TASK ITEM:
Below are records to be repeated exactly. Leave their pictures behind.

DATA EXTRACT:
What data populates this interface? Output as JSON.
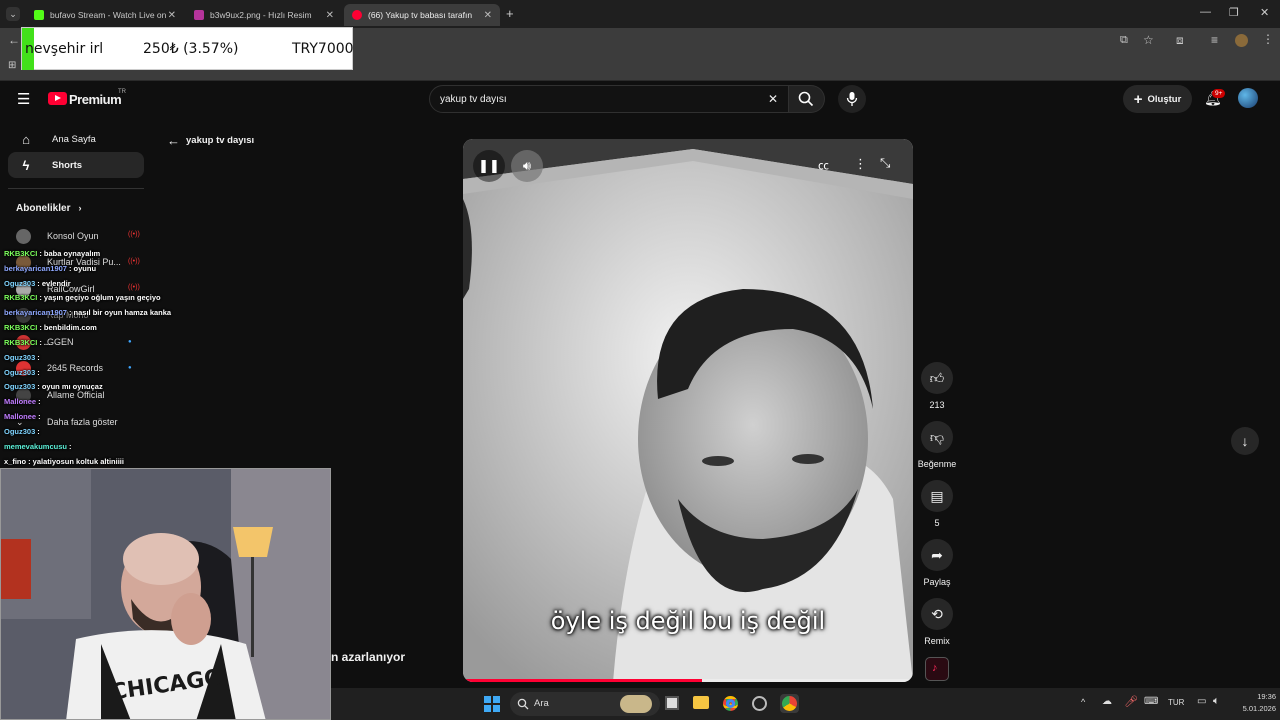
{
  "browser": {
    "tabs": [
      {
        "title": "bufavo Stream - Watch Live on",
        "color": "#53fc18"
      },
      {
        "title": "b3w9ux2.png - Hızlı Resim",
        "color": "#b5349b"
      },
      {
        "title": "(66) Yakup tv babası tarafın",
        "color": "#ff0033"
      }
    ]
  },
  "stream_overlay": {
    "location": "nevşehir irl",
    "change": "250₺ (3.57%)",
    "total": "TRY7000"
  },
  "youtube": {
    "logo_text": "Premium",
    "region": "TR",
    "search_value": "yakup tv dayısı",
    "create_label": "Oluştur",
    "notif_badge": "9+",
    "back_label": "yakup tv dayısı",
    "sidebar": {
      "home": "Ana Sayfa",
      "shorts": "Shorts",
      "subscriptions_header": "Abonelikler",
      "subscriptions": [
        "Konsol Oyun",
        "Kurtlar Vadisi Pu...",
        "RallCowGirl",
        "Rap Mono",
        "GGEN",
        "2645 Records",
        "Allame Official"
      ],
      "show_more": "Daha fazla göster"
    },
    "video": {
      "caption": "öyle iş değil bu iş değil",
      "title_fragment": "n azarlanıyor",
      "progress": 0.53
    },
    "actions": {
      "like_count": "213",
      "dislike_label": "Beğenme",
      "comment_count": "5",
      "share_label": "Paylaş",
      "remix_label": "Remix"
    }
  },
  "chat": [
    {
      "user": "RKB3KCI",
      "color": "#7cff5c",
      "msg": ": baba oynayalım"
    },
    {
      "user": "berkayarican1907",
      "color": "#8fa8ff",
      "msg": ": oyunu"
    },
    {
      "user": "Oguz303",
      "color": "#7fd4ff",
      "msg": ": evlendir"
    },
    {
      "user": "RKB3KCI",
      "color": "#7cff5c",
      "msg": ": yaşın geçiyo oğlum yaşın geçiyo"
    },
    {
      "user": "berkayarican1907",
      "color": "#8fa8ff",
      "msg": ": nasıl bir oyun hamza kanka"
    },
    {
      "user": "RKB3KCI",
      "color": "#7cff5c",
      "msg": ": benbildim.com"
    },
    {
      "user": "RKB3KCI",
      "color": "#7cff5c",
      "msg": ": ..."
    },
    {
      "user": "Oguz303",
      "color": "#7fd4ff",
      "msg": ":"
    },
    {
      "user": "Oguz303",
      "color": "#7fd4ff",
      "msg": ":"
    },
    {
      "user": "Oguz303",
      "color": "#7fd4ff",
      "msg": ": oyun mı oynuçaz"
    },
    {
      "user": "Mallonee",
      "color": "#c07cff",
      "msg": ":"
    },
    {
      "user": "Mallonee",
      "color": "#c07cff",
      "msg": ":"
    },
    {
      "user": "Oguz303",
      "color": "#7fd4ff",
      "msg": ":"
    },
    {
      "user": "memevakumcusu",
      "color": "#5cf0d8",
      "msg": ":"
    },
    {
      "user": "x_fino",
      "color": "#ffffff",
      "msg": ": yalatiyosun koltuk altiniiii"
    }
  ],
  "taskbar": {
    "search": "Ara",
    "lang": "TUR",
    "time": "19:36",
    "date": "5.01.2026"
  }
}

FINAL ANSWER:
What data populates this interface? Output as JSON.
{
  "browser": {
    "tabs": [
      {
        "title": "bufavo Stream - Watch Live on",
        "color": "#53fc18"
      },
      {
        "title": "b3w9ux2.png - Hızlı Resim",
        "color": "#b5349b"
      },
      {
        "title": "(66) Yakup tv babası tarafın",
        "color": "#ff0033"
      }
    ]
  },
  "stream_overlay": {
    "location": "nevşehir irl",
    "change": "250₺ (3.57%)",
    "total": "TRY7000"
  },
  "youtube": {
    "logo_text": "Premium",
    "region": "TR",
    "search_value": "yakup tv dayısı",
    "create_label": "Oluştur",
    "notif_badge": "9+",
    "back_label": "yakup tv dayısı",
    "sidebar": {
      "home": "Ana Sayfa",
      "shorts": "Shorts",
      "subscriptions_header": "Abonelikler",
      "subscriptions": [
        "Konsol Oyun",
        "Kurtlar Vadisi Pu...",
        "RallCowGirl",
        "Rap Mono",
        "GGEN",
        "2645 Records",
        "Allame Official"
      ],
      "show_more": "Daha fazla göster"
    },
    "video": {
      "caption": "öyle iş değil bu iş değil",
      "title_fragment": "n azarlanıyor",
      "progress": 0.53
    },
    "actions": {
      "like_count": "213",
      "dislike_label": "Beğenme",
      "comment_count": "5",
      "share_label": "Paylaş",
      "remix_label": "Remix"
    }
  },
  "chat": [
    {
      "user": "RKB3KCI",
      "color": "#7cff5c",
      "msg": ": baba oynayalım"
    },
    {
      "user": "berkayarican1907",
      "color": "#8fa8ff",
      "msg": ": oyunu"
    },
    {
      "user": "Oguz303",
      "color": "#7fd4ff",
      "msg": ": evlendir"
    },
    {
      "user": "RKB3KCI",
      "color": "#7cff5c",
      "msg": ": yaşın geçiyo oğlum yaşın geçiyo"
    },
    {
      "user": "berkayarican1907",
      "color": "#8fa8ff",
      "msg": ": nasıl bir oyun hamza kanka"
    },
    {
      "user": "RKB3KCI",
      "color": "#7cff5c",
      "msg": ": benbildim.com"
    },
    {
      "user": "RKB3KCI",
      "color": "#7cff5c",
      "msg": ": ..."
    },
    {
      "user": "Oguz303",
      "color": "#7fd4ff",
      "msg": ":"
    },
    {
      "user": "Oguz303",
      "color": "#7fd4ff",
      "msg": ":"
    },
    {
      "user": "Oguz303",
      "color": "#7fd4ff",
      "msg": ": oyun mı oynuçaz"
    },
    {
      "user": "Mallonee",
      "color": "#c07cff",
      "msg": ":"
    },
    {
      "user": "Mallonee",
      "color": "#c07cff",
      "msg": ":"
    },
    {
      "user": "Oguz303",
      "color": "#7fd4ff",
      "msg": ":"
    },
    {
      "user": "memevakumcusu",
      "color": "#5cf0d8",
      "msg": ":"
    },
    {
      "user": "x_fino",
      "color": "#ffffff",
      "msg": ": yalatiyosun koltuk altiniiii"
    }
  ],
  "taskbar": {
    "search": "Ara",
    "lang": "TUR",
    "time": "19:36",
    "date": "5.01.2026"
  }
}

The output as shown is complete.